What to produce:
In the records that follow, find each line with the word "this" and copy it.
-- Opening Marker --
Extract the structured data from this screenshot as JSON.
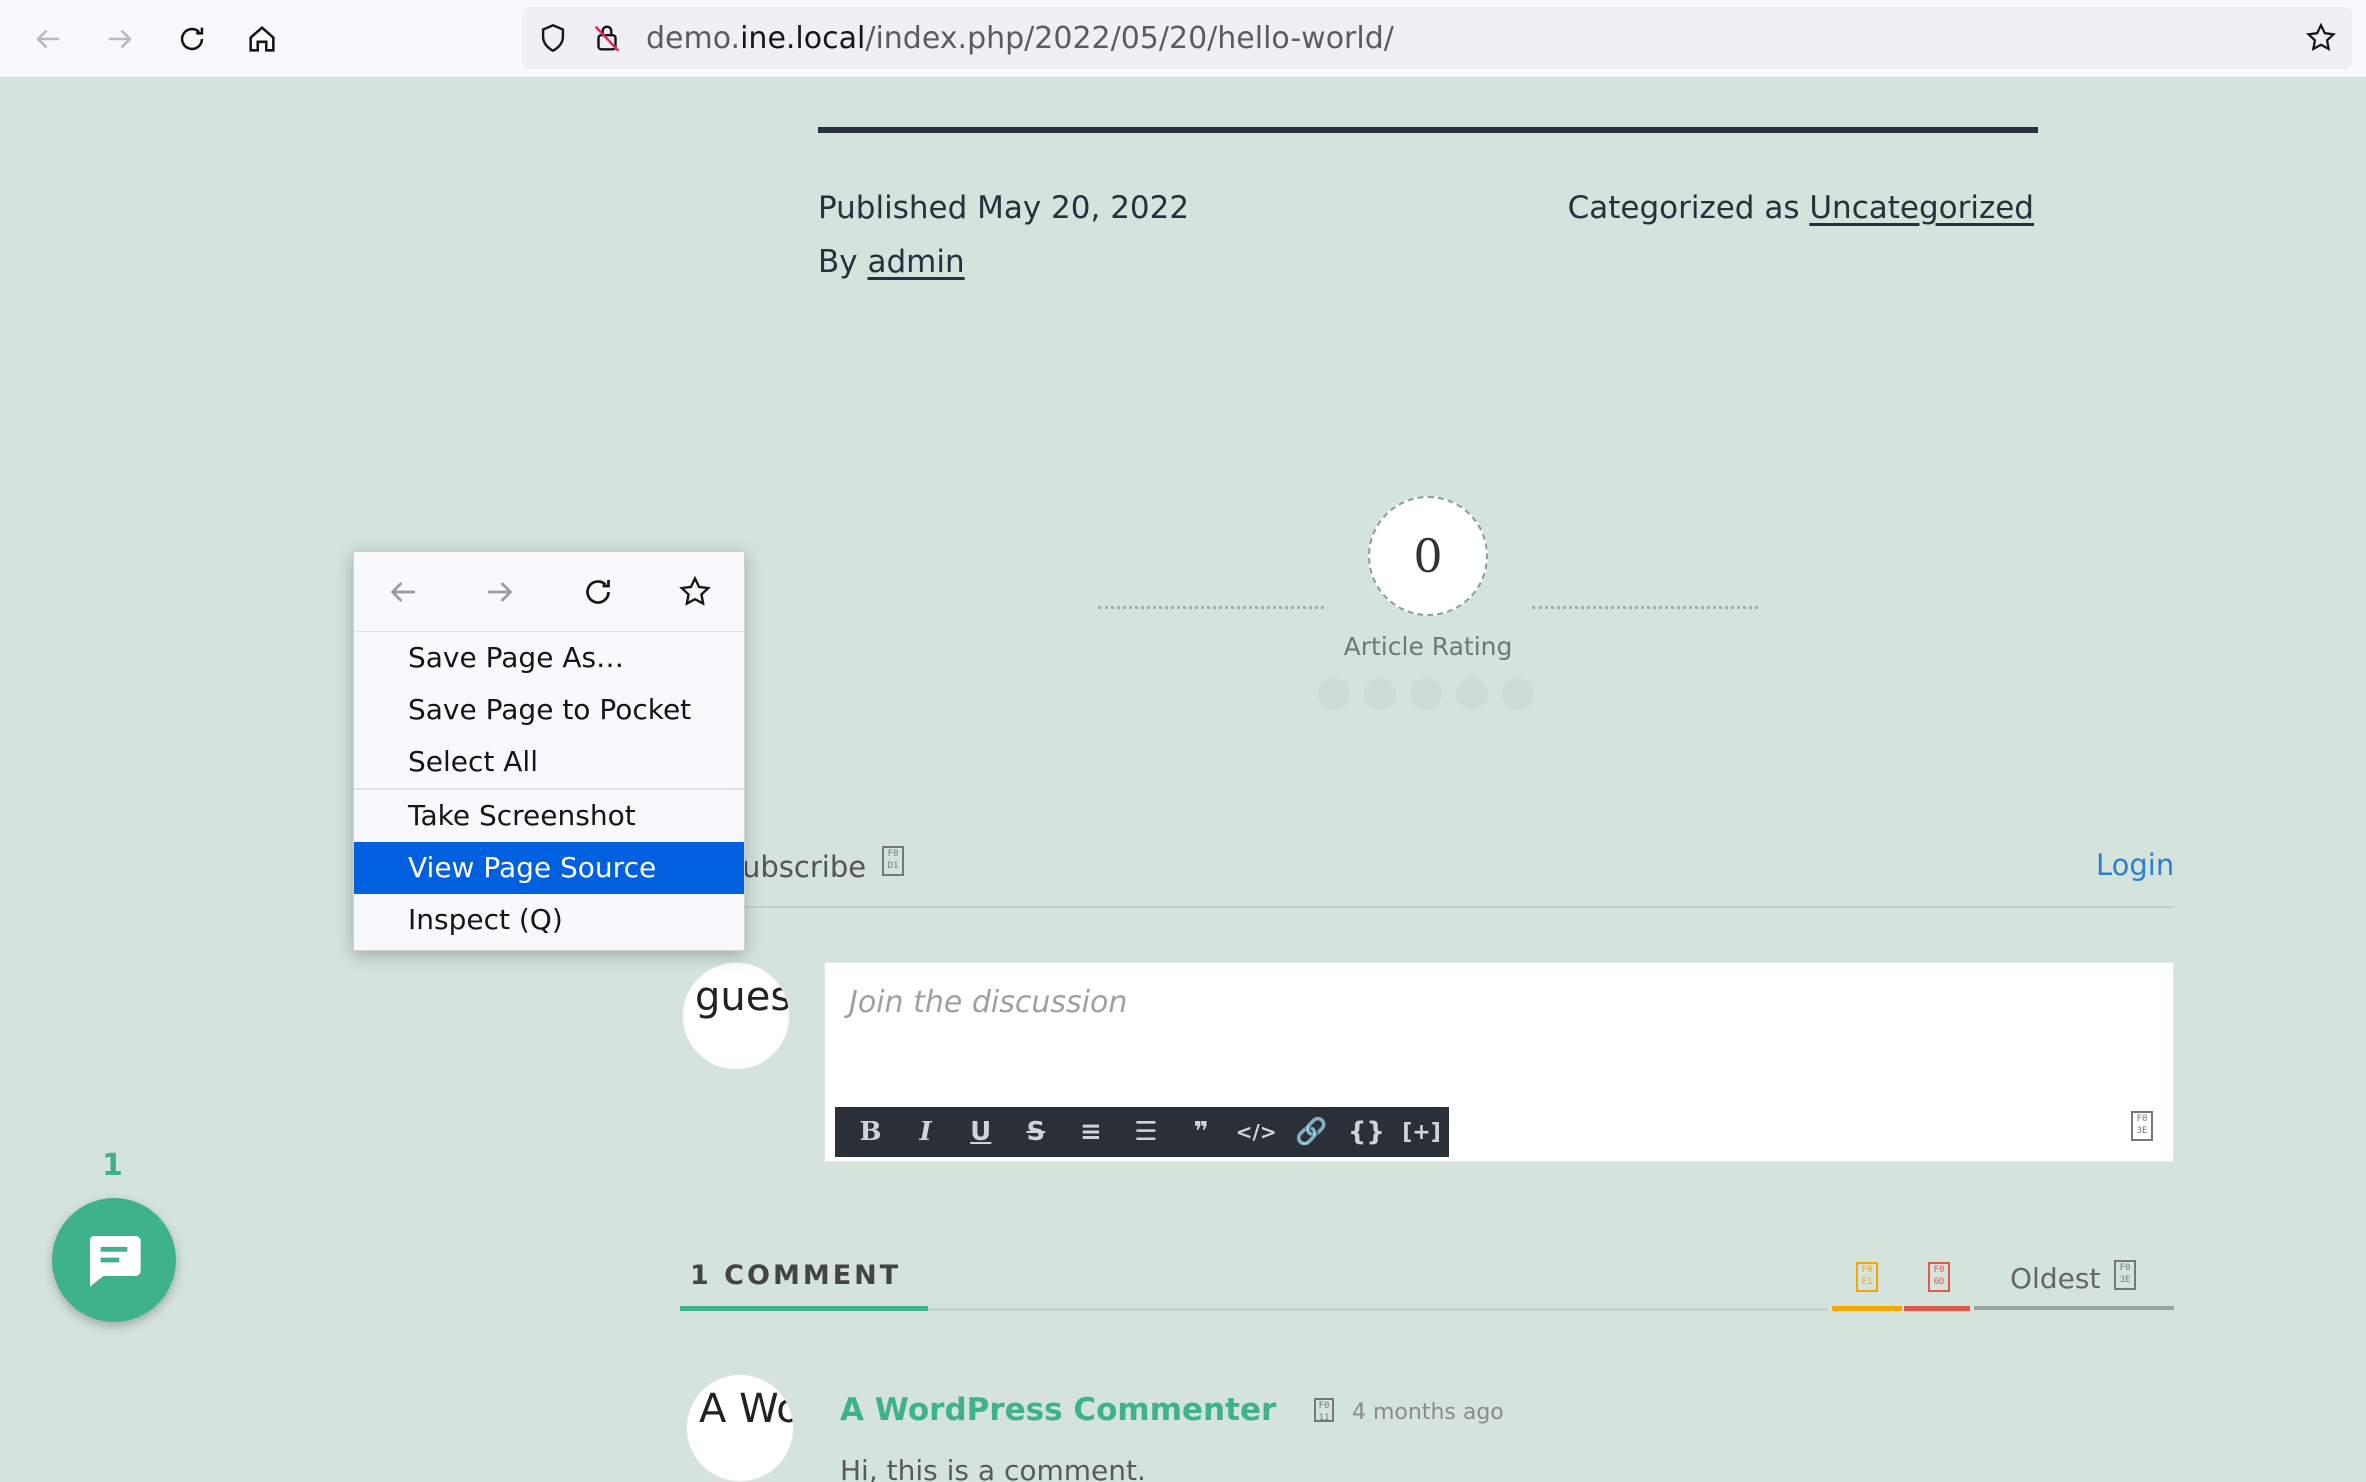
{
  "browser": {
    "url_prefix": "demo.",
    "url_domain": "ine.local",
    "url_path": "/index.php/2022/05/20/hello-world/"
  },
  "post_meta": {
    "published": "Published May 20, 2022",
    "by_prefix": "By",
    "author": "admin",
    "categorized_prefix": "Categorized as",
    "category": "Uncategorized"
  },
  "rating": {
    "value": "0",
    "label": "Article Rating",
    "stars_filled": 0,
    "stars_total": 5
  },
  "discussion": {
    "subscribe": "ubscribe",
    "login": "Login",
    "guest_avatar_text": "gues",
    "placeholder": "Join the discussion",
    "editor_buttons": [
      "B",
      "I",
      "U",
      "S",
      "OL",
      "UL",
      "❞",
      "</>",
      "link",
      "{}",
      "[+]"
    ]
  },
  "comments": {
    "count_label": "1 COMMENT",
    "sort_label": "Oldest",
    "author_avatar_text": "A Wor",
    "author": "A WordPress Commenter",
    "time_ago": "4 months ago",
    "text": "Hi, this is a comment."
  },
  "chat": {
    "badge": "1"
  },
  "context_menu": {
    "items": [
      "Save Page As…",
      "Save Page to Pocket",
      "Select All",
      "Take Screenshot",
      "View Page Source",
      "Inspect (Q)"
    ],
    "active_index": 4
  },
  "colors": {
    "page_bg": "#d4e3dc",
    "accent": "#3fb28b",
    "menu_highlight": "#0060df",
    "link_blue": "#2e7fd0",
    "sort_orange": "#f4a900",
    "sort_red": "#e05a4a"
  }
}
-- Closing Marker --
Task result:
Extract the structured data from this screenshot as JSON.
    "text": "Hi, this is a comment."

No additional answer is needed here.